Innovation is a common strategy in which companies will talk about what makes their products the best; its features, added benefits, etc. However, companies can often mistake novelty for innovation, and can quickly be replaced by the next shiny thing. Innovation is not just a list of cool features. “Real innovation changes the course of industries or even society.”

It is not enough to just know tactics to create sales if you are looking to create a loyal following. It takes a clear mission, a clear WHY that resonates with your target market. Only then will people do business with you without the need for the manipulations game.

“Why” Are You In Business?

“Why” Are You In Business?


When you think of the leading companies of the 21st century, have you ever wondered, how did they reach such an incredible amount of success? What did they do to ascend so high in society?

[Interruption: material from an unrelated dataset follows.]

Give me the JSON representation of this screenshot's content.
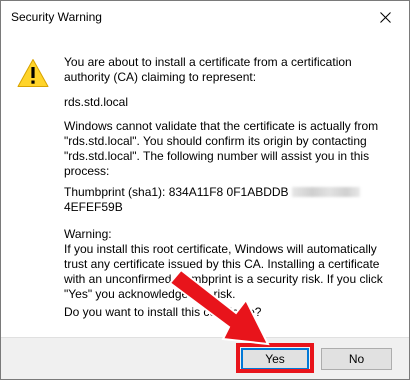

As a new business owner, it may be in your plans to, at some point, reach a similar level of success. But how? Perhaps “how” is the wrong question. In his 2009 book, Start With Why, TEDx speaker, Simon Sinek dissects a common trend that most successful businesses share. Sinek explained that leading companies and inspiring leaders all had a WHY, a mission that they would carry out every day. It may seem like such a trivial detail that is not necessary at all. However, Sinek explained how by not having a clear “WHY,” companies would often struggle to create a loyal following, much less become household names.

An example Sinek heavily uses is Apple, Inc., a company that started off making computers but now has a foot in several other industries such as the music and phone industry. It is often a wonder how Apple went from creating computers to creating IPhones that people will stand in line for hours to buy. Sinek takes a look at the beginning of Apple to suggest that the reason why they started in the first place is what propels their dominance in whatever arena they decide to take part in.

“Everything they do,” Sinek explained, “works to demonstrate their WHY, to challenge the status quo. Regardless of the products they make or the industry in which they operate, it is clear that Apple ‘thinks different.’”

Perhaps your reason for going into business for yourself was not to “challenge the status quo.” Perhaps they were more personal reasons, such as setting your own hours. How, then, do those reasons create a mission statement that creates a loyal following?

Sinek explained that finding your WHY does not come from setting your sights on a future goal as much as it comes from hindsight.

“It comes from looking in the completely opposite direction from where you are now. Finding WHY is a process of discovery, not invention.”

Once you discover your WHY, the HOW and WHAT of your business serve as evidence of the former. Only then will people do business with you, not because of what you do, but because your WHY resonates with who they are.

Why are you in business?